Matt Ritchel, technology reporter for the New York Times, recently authored a column entitled: “Vacation Sabotage: Don’t Let It Happen to You.” After interviewing brain scientists, behavioral scientists, and business executives, Ritchel outlined several things we can do (and not do) to avoid crippling our vacations and diluting their positive impact on our lives. Here are his main points:
Your brain will not be able to slow down instantaneously. So start now to take intentional moments of non-working rest.
Leave Your Context at Home
This is why we go away on vacation, of course. But it isn’t that simple, according to Ritchel. “But these days we are perhaps unaware of just how much of our everyday life we bring along, too. No, not the office or the commuter train, but the phone — that cubicle in your pocket.” Don’t you love that line: “cubicle in your pocket”? Or do you hate it?
So, what to do? “But to the extent that you can, make a point to change your relationship with your device. Maybe leave it in one place and refuse to tote it around all day. One Silicon Valley big shot told me he brings his phone but disables e-mail.

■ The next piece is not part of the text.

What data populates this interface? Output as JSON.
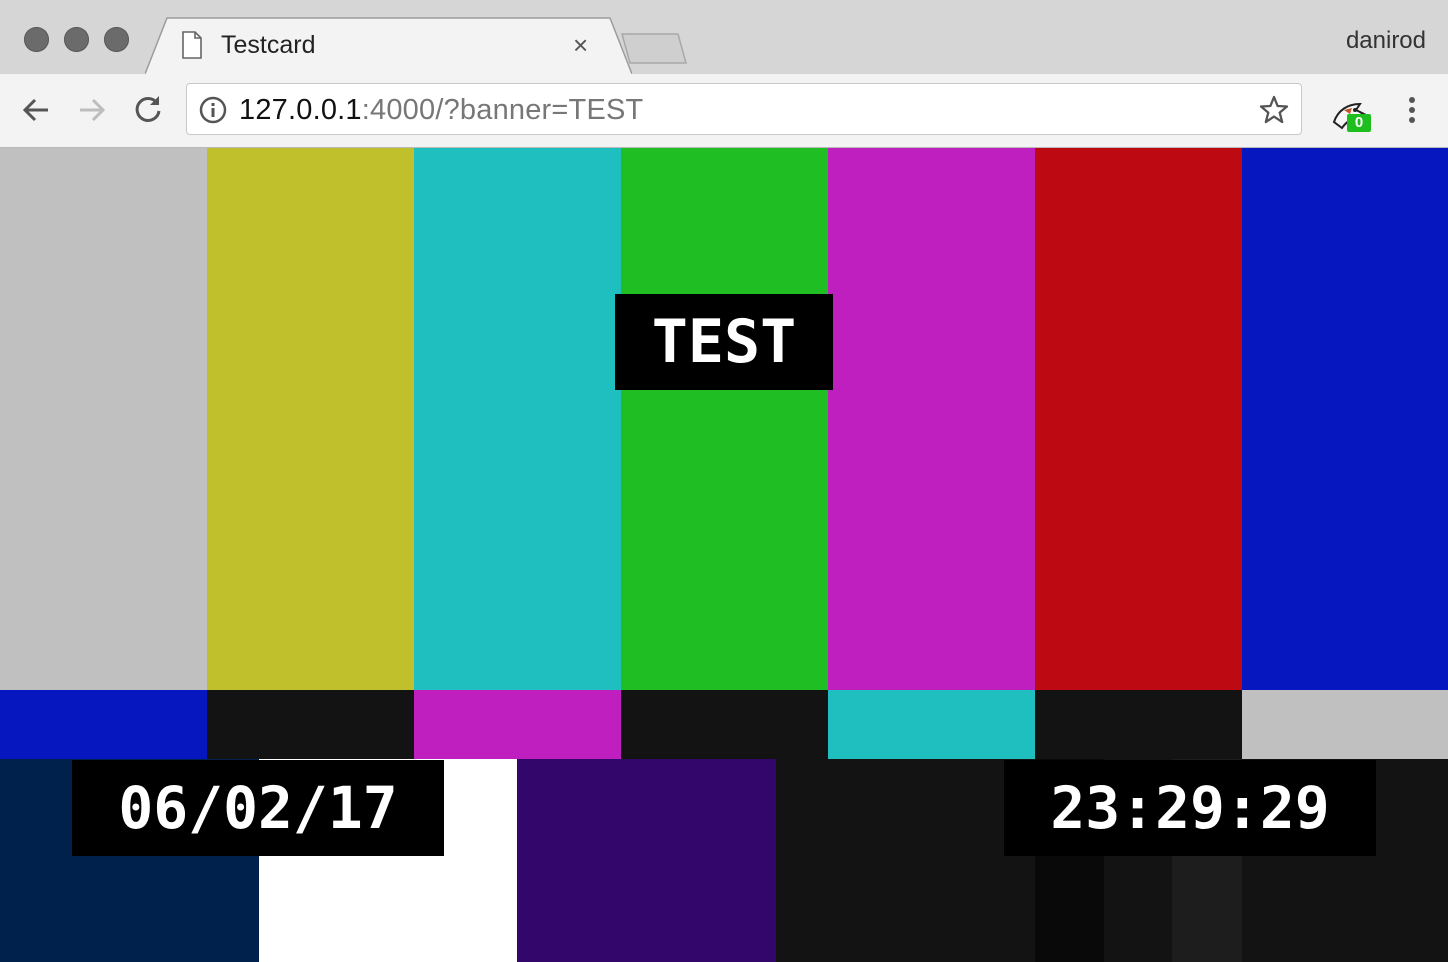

Whatever you decide, see your gadget for what it is — a copper wire straight into the life you’re trying to escape.”
Our brains can actually become addicted to activity, so that even if we put away our phones and computers, we still can’t truly relax. We need to go through a kind of withdrawl. Ritchl writes:
First, fight through the withdrawal — not just from your device but also from the constant need to be doing something. (If you find this unpleasant, and chances are you will, it doesn’t mean that your vacation is bad or that you hate your family.)
To help your brain along, researchers have a few thoughts. First, plunge into an absorbing but low-stakes activity — hiking, snorkeling, knitting a two-piece. Novel and unfamiliar tasks help tug our brains out of their ruts.
Perhaps this is why I love hiking on vacation. Not only do I get great exercise. Not only do I get so see beautiful things. But also I am helping my brain to get unplugged.
Ritchl has five other suggestions. I recommend you check out his column and follow them if, like me, you can easily sabotage your vacation.